*TO DO*: With the string "机器型号" as the filter, copy each matching line from the records.

*** Opening INFORMATION PROVIDED ***

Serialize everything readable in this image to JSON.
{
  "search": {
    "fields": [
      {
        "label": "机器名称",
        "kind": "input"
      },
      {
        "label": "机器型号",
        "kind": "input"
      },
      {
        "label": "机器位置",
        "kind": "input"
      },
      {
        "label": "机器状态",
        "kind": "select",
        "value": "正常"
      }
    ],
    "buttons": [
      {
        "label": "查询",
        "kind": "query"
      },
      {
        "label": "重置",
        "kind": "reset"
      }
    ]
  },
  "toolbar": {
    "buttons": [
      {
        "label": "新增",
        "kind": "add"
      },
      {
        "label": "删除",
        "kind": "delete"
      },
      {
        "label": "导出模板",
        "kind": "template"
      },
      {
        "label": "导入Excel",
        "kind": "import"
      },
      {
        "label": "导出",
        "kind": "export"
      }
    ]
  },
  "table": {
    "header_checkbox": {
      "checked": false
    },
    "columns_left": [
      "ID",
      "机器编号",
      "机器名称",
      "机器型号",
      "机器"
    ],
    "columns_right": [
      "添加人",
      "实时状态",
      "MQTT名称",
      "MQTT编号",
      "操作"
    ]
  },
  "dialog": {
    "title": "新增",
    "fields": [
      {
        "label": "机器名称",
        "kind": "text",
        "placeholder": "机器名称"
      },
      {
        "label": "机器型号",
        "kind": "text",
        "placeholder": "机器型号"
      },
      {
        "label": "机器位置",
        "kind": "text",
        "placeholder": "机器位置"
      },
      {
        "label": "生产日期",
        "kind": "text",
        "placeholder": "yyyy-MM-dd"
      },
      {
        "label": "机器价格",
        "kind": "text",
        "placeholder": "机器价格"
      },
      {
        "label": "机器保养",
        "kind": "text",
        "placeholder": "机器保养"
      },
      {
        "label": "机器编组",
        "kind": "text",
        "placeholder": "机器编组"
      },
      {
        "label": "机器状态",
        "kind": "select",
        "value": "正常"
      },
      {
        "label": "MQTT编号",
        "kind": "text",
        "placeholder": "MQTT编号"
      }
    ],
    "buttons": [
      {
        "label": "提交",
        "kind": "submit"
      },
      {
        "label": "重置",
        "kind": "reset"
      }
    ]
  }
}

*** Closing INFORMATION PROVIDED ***

*ANSWER SECTION*:
        "label": "机器型号",
      "机器型号",
        "label": "机器型号",
        "placeholder": "机器型号"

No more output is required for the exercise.